▶ How to complete this task: Look over the entries that follow. Report how many lines contain "right", with nothing else.

Start of Data to use

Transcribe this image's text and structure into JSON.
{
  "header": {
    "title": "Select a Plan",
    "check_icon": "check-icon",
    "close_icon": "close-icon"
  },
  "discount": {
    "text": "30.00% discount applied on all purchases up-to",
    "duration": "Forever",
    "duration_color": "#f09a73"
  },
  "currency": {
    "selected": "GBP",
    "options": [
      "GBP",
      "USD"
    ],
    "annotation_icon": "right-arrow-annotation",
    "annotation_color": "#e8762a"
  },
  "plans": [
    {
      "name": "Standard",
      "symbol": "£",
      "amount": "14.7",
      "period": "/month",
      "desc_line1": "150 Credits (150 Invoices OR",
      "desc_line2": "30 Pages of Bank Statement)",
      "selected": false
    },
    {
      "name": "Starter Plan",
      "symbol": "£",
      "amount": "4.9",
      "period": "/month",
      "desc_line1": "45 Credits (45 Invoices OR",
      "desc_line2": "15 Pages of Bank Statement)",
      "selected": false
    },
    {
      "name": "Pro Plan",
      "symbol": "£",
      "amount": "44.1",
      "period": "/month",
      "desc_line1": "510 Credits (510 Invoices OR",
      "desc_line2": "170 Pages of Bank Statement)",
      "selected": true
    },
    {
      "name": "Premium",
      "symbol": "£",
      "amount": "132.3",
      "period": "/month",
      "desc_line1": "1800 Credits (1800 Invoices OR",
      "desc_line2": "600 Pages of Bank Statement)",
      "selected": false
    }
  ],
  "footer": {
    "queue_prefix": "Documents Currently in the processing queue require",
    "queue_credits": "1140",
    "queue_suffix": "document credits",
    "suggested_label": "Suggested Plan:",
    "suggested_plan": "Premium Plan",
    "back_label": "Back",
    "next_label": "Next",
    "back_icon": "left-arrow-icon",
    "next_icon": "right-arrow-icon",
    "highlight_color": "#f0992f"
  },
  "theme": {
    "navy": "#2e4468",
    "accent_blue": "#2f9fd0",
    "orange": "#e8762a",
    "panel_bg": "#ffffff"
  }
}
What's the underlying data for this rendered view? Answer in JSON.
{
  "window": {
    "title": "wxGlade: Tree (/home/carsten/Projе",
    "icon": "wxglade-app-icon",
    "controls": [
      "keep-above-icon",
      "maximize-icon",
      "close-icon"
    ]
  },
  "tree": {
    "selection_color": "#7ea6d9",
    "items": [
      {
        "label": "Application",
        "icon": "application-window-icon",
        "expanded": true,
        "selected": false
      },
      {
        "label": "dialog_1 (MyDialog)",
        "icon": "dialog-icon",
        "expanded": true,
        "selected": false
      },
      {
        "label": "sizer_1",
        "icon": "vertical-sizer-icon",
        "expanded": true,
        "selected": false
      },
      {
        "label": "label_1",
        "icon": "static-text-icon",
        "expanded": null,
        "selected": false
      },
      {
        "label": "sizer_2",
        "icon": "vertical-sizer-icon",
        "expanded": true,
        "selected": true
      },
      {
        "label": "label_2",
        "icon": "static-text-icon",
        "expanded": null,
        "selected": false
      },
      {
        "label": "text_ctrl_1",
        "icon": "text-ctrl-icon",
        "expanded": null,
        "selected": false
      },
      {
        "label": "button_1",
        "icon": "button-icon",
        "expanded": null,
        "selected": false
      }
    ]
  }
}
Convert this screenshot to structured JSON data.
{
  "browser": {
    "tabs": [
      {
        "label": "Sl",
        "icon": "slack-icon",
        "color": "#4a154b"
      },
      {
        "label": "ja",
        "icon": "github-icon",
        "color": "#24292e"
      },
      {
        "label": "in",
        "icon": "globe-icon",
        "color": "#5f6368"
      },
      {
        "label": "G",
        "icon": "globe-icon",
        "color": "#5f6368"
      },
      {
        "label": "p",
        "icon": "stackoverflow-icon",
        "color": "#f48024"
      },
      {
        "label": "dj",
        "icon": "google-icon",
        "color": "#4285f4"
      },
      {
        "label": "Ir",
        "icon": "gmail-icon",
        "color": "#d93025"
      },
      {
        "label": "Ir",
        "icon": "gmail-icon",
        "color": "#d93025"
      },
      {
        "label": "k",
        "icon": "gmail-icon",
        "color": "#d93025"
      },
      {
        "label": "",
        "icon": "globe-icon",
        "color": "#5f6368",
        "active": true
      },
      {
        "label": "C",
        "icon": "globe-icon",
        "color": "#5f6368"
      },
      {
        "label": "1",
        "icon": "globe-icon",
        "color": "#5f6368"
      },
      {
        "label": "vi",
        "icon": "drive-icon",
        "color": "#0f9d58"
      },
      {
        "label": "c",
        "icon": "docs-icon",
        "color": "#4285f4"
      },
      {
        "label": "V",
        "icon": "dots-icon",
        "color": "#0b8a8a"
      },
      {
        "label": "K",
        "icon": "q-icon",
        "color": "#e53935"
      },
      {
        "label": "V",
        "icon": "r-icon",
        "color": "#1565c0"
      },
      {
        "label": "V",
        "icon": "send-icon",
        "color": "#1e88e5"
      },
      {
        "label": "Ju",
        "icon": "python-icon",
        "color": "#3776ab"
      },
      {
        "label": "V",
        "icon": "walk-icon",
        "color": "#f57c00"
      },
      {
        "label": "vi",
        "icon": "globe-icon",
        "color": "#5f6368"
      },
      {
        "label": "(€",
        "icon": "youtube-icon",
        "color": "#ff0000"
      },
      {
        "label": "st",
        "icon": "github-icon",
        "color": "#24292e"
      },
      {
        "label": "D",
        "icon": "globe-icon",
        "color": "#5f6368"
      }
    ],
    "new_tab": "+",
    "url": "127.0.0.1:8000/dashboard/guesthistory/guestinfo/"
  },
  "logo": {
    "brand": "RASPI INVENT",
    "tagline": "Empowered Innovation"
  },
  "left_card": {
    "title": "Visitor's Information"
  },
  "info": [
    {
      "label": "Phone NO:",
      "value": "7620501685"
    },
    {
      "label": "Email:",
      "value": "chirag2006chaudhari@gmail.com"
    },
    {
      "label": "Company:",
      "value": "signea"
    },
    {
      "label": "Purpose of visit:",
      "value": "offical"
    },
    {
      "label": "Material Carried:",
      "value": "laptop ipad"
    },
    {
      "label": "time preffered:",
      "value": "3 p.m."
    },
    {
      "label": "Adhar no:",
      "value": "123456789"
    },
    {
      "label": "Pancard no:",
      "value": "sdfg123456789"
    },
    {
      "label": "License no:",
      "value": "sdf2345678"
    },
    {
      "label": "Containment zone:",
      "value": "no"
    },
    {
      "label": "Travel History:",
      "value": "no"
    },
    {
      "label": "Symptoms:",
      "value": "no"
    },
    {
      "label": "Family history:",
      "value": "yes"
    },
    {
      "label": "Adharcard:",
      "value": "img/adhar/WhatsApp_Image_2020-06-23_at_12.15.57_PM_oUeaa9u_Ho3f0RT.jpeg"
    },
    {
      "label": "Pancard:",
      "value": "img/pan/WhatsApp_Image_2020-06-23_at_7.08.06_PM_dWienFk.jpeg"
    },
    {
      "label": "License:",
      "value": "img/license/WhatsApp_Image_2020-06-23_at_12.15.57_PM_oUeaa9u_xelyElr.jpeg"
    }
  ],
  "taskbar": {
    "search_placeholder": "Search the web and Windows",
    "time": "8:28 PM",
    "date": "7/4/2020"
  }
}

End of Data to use

▶ Solution to the problem: 2